By PJ Johnson | April 11, 2018

2nd-grade class: We visited the three compost bins in the garden.  Finding Mr. Brown carbon examples and Mr. Green Nitrogen examples to put in the bins.  They gathered brown leaves from the ground and picked three things to identify which it was carbon or nitrogen.  We also looked at a compost thermometer, talking about the…

Pollination at Gardener Street Elementary School

By PJ Johnson | April 10, 2018

Talk to the class about pollination today.   The kids identified the stamen and pollen on the flowers in the garden.  They also took herbs from the garden lemon balm, mint, lavender, sage.  They also identified the pollen on some herb plants.

Van Ness Deep in the Dirt

By PJ Johnson | April 9, 2018

We cleaned up the beds and Ms. Chelsea and Udie pulled weeds together.

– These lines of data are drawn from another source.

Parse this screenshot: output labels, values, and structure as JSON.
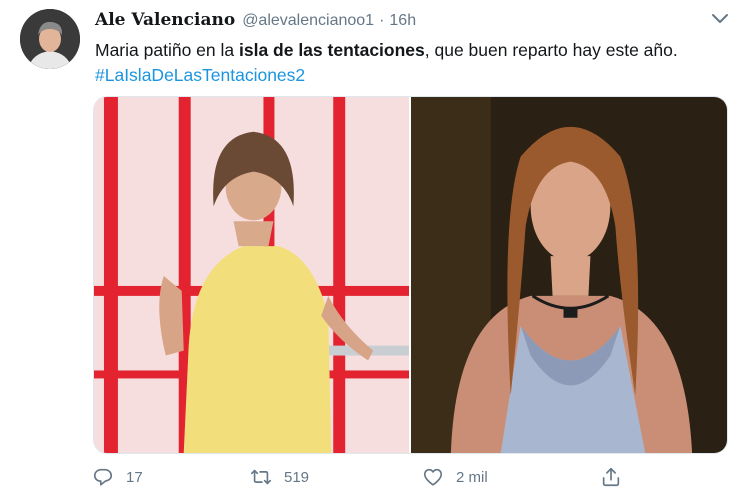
{
  "tweet": {
    "author": {
      "display_name": "Ale Valenciano",
      "handle": "@alevalencianoo1",
      "avatar_icon": "user-avatar"
    },
    "separator": "·",
    "timestamp": "16h",
    "text": {
      "before": "Maria patiño en la ",
      "bold": "isla de las tentaciones",
      "after": ", que buen reparto hay este año."
    },
    "hashtag": "#LaIslaDeLasTentaciones2",
    "media": [
      {
        "kind": "photo",
        "icon": "photo-woman-yellow-dress"
      },
      {
        "kind": "photo",
        "icon": "photo-woman-satin-top"
      }
    ],
    "actions": {
      "reply": {
        "icon": "reply-icon",
        "count": "17"
      },
      "retweet": {
        "icon": "retweet-icon",
        "count": "519"
      },
      "like": {
        "icon": "heart-icon",
        "count": "2 mil"
      },
      "share": {
        "icon": "share-icon",
        "count": ""
      }
    },
    "menu_icon": "chevron-down-icon"
  },
  "colors": {
    "link": "#1b95e0",
    "muted": "#657786",
    "text": "#14171a"
  }
}
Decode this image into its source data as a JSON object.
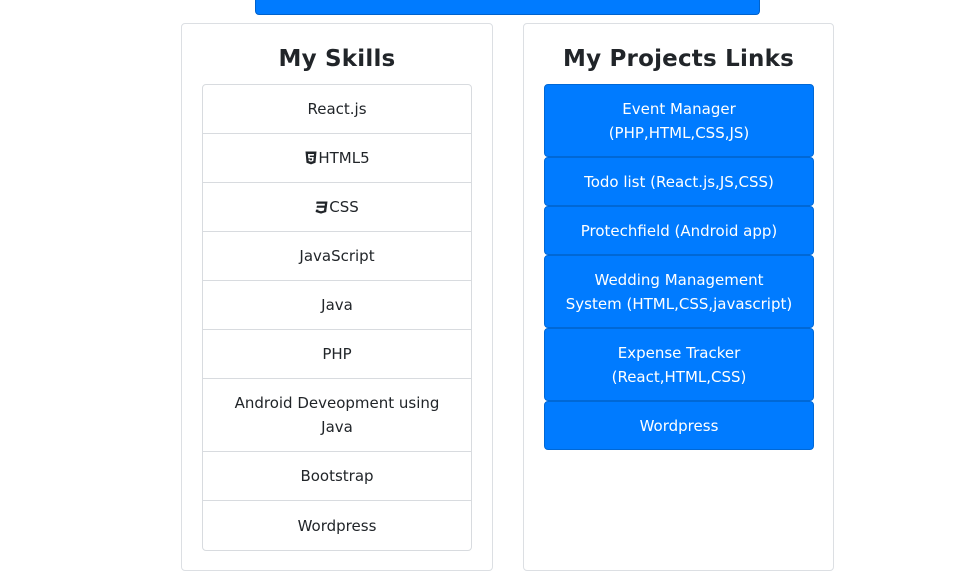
{
  "skills_card": {
    "title": "My Skills",
    "items": [
      {
        "label": "React.js",
        "icon": ""
      },
      {
        "label": "HTML5",
        "icon": "html5-icon"
      },
      {
        "label": "CSS",
        "icon": "css3-icon"
      },
      {
        "label": "JavaScript",
        "icon": ""
      },
      {
        "label": "Java",
        "icon": ""
      },
      {
        "label": "PHP",
        "icon": ""
      },
      {
        "label": "Android Deveopment using Java",
        "icon": ""
      },
      {
        "label": "Bootstrap",
        "icon": ""
      },
      {
        "label": "Wordpress",
        "icon": ""
      }
    ]
  },
  "projects_card": {
    "title": "My Projects Links",
    "items": [
      {
        "label": "Event Manager (PHP,HTML,CSS,JS)"
      },
      {
        "label": "Todo list (React.js,JS,CSS)"
      },
      {
        "label": "Protechfield (Android app)"
      },
      {
        "label": "Wedding Management System (HTML,CSS,javascript)"
      },
      {
        "label": "Expense Tracker (React,HTML,CSS)"
      },
      {
        "label": "Wordpress"
      }
    ]
  },
  "colors": {
    "primary": "#007bff",
    "border": "#dcdfe3",
    "text": "#212529",
    "button_text": "#ffffff"
  }
}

The students in the VI part of Vaness got their hands deep in the dirt.  Pulling out weeds from the beds especially in areas where we have overgrown vegetation.  We have eaten a lot of Romain lettuce with Hummus because the kids…

Compost Learning at Van Ness School

By PJ Johnson | April 8, 2018

New group of kids learning about compost.  We took a poll as to what [a cup of worm castings] worm poop was just by looking, touching and smelling the worm castings.  The students really were interested in what they could put in the Darth Vader like compost bin

Van Ness School making seed bombs with the VI kids

By PJ Johnson | April 7, 2018

This was a great exercise for the kids especially Udie.  Chelsea the OT specialist at Vanes and I partner to play with our students at Vaness.  Udie also helped to crush roasted eggshells for the compost.